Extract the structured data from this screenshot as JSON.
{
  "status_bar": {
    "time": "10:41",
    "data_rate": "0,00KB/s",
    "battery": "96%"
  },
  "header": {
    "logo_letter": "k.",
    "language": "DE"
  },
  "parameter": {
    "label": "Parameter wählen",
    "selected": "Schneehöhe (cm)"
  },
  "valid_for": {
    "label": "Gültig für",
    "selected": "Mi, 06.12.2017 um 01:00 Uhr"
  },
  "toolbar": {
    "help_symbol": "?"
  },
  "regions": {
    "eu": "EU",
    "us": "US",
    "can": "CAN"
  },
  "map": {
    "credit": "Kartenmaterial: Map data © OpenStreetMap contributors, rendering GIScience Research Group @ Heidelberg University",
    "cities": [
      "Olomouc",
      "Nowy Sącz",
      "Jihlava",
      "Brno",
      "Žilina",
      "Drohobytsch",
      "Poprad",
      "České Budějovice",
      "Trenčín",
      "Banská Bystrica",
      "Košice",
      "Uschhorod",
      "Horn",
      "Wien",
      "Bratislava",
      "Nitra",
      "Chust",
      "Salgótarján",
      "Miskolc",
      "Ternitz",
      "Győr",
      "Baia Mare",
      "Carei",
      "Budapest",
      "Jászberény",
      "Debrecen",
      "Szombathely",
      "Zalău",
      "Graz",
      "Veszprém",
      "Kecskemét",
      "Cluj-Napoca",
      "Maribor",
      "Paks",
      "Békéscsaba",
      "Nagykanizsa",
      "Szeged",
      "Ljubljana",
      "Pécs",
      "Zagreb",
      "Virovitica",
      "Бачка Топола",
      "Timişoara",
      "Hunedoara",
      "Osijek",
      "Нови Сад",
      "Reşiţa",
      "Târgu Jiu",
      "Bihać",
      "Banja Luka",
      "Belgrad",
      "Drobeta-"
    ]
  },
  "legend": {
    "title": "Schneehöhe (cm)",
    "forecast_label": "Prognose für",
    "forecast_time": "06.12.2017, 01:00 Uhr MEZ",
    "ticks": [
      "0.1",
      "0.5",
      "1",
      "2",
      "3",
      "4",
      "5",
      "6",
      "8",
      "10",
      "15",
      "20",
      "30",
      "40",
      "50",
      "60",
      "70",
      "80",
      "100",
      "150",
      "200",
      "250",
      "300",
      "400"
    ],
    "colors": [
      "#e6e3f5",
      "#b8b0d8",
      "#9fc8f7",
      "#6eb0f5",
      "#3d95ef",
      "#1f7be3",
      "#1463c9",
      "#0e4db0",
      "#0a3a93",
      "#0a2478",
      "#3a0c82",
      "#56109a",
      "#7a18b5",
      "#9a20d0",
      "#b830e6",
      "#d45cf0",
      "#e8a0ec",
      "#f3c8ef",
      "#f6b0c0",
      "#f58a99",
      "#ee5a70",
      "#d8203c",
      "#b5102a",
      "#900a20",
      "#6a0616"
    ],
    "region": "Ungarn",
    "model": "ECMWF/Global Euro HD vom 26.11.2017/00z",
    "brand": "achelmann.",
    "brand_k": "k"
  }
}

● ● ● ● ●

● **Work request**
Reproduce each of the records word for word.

● **Your solution**
Extract the structured data from this screenshot as JSON.
{
  "status_bar": {
    "time": "10:41",
    "data_rate": "0,00KB/s",
    "battery": "96%"
  },
  "header": {
    "logo_letter": "k.",
    "language": "DE"
  },
  "parameter": {
    "label": "Parameter wählen",
    "selected": "Schneehöhe (cm)"
  },
  "valid_for": {
    "label": "Gültig für",
    "selected": "Mi, 06.12.2017 um 01:00 Uhr"
  },
  "toolbar": {
    "help_symbol": "?"
  },
  "regions": {
    "eu": "EU",
    "us": "US",
    "can": "CAN"
  },
  "map": {
    "credit": "Kartenmaterial: Map data © OpenStreetMap contributors, rendering GIScience Research Group @ Heidelberg University",
    "cities": [
      "Olomouc",
      "Nowy Sącz",
      "Jihlava",
      "Brno",
      "Žilina",
      "Drohobytsch",
      "Poprad",
      "České Budějovice",
      "Trenčín",
      "Banská Bystrica",
      "Košice",
      "Uschhorod",
      "Horn",
      "Wien",
      "Bratislava",
      "Nitra",
      "Chust",
      "Salgótarján",
      "Miskolc",
      "Ternitz",
      "Győr",
      "Baia Mare",
      "Carei",
      "Budapest",
      "Jászberény",
      "Debrecen",
      "Szombathely",
      "Zalău",
      "Graz",
      "Veszprém",
      "Kecskemét",
      "Cluj-Napoca",
      "Maribor",
      "Paks",
      "Békéscsaba",
      "Nagykanizsa",
      "Szeged",
      "Ljubljana",
      "Pécs",
      "Zagreb",
      "Virovitica",
      "Бачка Топола",
      "Timişoara",
      "Hunedoara",
      "Osijek",
      "Нови Сад",
      "Reşiţa",
      "Târgu Jiu",
      "Bihać",
      "Banja Luka",
      "Belgrad",
      "Drobeta-"
    ]
  },
  "legend": {
    "title": "Schneehöhe (cm)",
    "forecast_label": "Prognose für",
    "forecast_time": "06.12.2017, 01:00 Uhr MEZ",
    "ticks": [
      "0.1",
      "0.5",
      "1",
      "2",
      "3",
      "4",
      "5",
      "6",
      "8",
      "10",
      "15",
      "20",
      "30",
      "40",
      "50",
      "60",
      "70",
      "80",
      "100",
      "150",
      "200",
      "250",
      "300",
      "400"
    ],
    "colors": [
      "#e6e3f5",
      "#b8b0d8",
      "#9fc8f7",
      "#6eb0f5",
      "#3d95ef",
      "#1f7be3",
      "#1463c9",
      "#0e4db0",
      "#0a3a93",
      "#0a2478",
      "#3a0c82",
      "#56109a",
      "#7a18b5",
      "#9a20d0",
      "#b830e6",
      "#d45cf0",
      "#e8a0ec",
      "#f3c8ef",
      "#f6b0c0",
      "#f58a99",
      "#ee5a70",
      "#d8203c",
      "#b5102a",
      "#900a20",
      "#6a0616"
    ],
    "region": "Ungarn",
    "model": "ECMWF/Global Euro HD vom 26.11.2017/00z",
    "brand": "achelmann.",
    "brand_k": "k"
  }
}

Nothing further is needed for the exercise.